What you should do. Among the records below, find each line bearing the word "Later" and copy it.

(Source material begins)

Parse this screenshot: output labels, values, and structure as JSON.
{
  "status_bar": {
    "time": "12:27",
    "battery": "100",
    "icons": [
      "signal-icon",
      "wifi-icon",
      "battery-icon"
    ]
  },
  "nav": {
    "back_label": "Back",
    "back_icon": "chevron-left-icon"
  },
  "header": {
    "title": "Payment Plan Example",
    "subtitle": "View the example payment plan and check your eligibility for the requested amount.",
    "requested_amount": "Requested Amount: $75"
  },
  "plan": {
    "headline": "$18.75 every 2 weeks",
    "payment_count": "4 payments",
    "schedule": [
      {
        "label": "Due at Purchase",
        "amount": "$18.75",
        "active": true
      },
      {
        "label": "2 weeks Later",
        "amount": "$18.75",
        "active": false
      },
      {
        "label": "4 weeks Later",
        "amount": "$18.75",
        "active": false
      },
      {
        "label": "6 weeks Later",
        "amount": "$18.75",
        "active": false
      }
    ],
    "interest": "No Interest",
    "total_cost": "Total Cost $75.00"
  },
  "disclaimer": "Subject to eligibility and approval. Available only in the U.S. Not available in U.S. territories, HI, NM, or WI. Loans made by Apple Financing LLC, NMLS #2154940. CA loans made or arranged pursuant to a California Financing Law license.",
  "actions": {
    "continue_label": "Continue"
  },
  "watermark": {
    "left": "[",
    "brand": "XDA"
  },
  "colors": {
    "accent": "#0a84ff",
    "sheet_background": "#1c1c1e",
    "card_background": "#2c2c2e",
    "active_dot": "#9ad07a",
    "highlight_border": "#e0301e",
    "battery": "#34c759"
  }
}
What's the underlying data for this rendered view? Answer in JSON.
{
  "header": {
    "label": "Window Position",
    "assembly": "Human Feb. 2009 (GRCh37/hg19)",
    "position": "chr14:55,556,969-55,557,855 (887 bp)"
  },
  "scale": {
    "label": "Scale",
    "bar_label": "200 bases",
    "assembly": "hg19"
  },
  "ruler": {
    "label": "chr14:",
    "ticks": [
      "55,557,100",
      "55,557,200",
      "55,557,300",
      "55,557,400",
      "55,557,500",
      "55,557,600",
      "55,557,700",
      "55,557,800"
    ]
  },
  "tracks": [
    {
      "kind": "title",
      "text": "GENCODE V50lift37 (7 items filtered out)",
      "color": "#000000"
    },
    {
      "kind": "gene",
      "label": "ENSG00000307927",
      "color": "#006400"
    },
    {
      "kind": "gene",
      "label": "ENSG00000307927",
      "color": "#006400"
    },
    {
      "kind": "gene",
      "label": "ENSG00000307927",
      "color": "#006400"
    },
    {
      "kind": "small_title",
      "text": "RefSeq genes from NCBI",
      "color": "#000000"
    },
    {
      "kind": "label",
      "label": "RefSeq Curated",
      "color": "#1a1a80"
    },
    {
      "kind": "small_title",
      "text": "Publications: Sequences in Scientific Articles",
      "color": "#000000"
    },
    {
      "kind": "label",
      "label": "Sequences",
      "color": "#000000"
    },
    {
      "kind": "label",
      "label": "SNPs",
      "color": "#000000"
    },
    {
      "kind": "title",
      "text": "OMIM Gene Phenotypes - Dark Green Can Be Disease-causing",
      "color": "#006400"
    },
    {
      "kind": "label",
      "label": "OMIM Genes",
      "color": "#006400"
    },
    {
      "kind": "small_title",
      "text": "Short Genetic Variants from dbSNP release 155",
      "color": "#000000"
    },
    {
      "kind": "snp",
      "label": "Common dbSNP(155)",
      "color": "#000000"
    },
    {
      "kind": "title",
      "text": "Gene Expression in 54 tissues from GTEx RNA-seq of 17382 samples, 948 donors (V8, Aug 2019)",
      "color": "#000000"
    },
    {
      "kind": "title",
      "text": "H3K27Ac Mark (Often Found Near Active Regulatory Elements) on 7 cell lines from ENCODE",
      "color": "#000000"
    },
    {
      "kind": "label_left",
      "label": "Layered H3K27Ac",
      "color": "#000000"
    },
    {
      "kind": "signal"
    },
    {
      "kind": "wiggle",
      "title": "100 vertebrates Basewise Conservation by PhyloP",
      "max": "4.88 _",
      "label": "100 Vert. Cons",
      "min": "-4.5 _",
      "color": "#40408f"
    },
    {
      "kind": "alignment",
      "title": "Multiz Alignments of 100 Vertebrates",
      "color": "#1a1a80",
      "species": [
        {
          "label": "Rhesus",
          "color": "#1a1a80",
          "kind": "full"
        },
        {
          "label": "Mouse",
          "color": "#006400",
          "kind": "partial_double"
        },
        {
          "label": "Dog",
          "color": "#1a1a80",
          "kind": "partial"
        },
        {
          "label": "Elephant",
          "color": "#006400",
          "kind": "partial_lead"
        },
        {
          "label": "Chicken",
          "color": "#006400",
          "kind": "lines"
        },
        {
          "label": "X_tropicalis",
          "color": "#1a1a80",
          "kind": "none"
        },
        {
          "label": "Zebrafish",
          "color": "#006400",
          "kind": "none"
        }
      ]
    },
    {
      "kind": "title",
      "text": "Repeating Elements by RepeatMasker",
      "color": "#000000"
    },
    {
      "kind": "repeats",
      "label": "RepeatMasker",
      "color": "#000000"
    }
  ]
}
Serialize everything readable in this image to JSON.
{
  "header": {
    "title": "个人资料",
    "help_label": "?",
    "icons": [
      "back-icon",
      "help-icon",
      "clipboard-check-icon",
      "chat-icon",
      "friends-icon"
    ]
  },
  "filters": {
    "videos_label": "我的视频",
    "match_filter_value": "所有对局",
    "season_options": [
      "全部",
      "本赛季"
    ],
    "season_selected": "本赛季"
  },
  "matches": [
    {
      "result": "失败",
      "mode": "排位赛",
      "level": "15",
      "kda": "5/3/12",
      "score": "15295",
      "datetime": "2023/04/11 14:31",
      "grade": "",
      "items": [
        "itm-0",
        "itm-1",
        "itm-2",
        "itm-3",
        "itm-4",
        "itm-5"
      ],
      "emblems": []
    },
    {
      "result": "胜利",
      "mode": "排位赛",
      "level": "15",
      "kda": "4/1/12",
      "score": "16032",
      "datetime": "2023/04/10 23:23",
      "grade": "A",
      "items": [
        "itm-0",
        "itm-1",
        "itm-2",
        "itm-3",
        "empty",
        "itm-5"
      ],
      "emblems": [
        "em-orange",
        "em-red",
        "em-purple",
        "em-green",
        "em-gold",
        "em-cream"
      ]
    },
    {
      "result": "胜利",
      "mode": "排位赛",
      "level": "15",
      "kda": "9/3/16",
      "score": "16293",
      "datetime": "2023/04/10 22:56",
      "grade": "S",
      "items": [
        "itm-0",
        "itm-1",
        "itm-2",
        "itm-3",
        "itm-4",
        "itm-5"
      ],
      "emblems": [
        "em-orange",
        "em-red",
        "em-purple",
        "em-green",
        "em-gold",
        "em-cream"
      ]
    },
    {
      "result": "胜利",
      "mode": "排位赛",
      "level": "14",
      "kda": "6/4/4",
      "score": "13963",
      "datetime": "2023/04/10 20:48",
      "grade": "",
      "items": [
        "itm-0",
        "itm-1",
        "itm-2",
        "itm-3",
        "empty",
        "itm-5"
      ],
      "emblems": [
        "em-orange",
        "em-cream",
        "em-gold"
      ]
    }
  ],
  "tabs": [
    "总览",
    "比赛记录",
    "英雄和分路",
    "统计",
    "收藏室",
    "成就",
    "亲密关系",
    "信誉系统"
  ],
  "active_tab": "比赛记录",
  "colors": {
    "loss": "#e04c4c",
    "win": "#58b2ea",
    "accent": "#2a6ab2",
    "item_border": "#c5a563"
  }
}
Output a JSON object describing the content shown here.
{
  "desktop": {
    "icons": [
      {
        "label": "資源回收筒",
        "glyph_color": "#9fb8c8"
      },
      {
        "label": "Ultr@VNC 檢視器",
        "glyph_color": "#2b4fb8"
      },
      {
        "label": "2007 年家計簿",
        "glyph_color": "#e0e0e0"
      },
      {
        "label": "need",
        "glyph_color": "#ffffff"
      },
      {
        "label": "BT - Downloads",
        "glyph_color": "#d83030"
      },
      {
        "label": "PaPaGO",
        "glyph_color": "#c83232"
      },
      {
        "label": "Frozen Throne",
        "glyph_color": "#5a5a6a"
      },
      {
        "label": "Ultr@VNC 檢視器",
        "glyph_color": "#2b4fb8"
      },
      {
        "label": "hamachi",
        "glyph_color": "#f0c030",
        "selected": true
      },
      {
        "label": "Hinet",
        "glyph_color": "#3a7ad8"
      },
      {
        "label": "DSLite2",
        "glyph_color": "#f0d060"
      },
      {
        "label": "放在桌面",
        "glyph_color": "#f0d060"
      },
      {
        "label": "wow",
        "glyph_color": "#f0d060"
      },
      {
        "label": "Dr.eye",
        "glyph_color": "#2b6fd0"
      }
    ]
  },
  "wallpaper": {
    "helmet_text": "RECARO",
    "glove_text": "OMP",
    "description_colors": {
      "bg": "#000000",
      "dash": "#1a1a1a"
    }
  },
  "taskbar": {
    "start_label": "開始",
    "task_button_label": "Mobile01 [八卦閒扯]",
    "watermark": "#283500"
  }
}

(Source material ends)

Task output.
        "label": "2 weeks Later",
        "label": "4 weeks Later",
        "label": "6 weeks Later",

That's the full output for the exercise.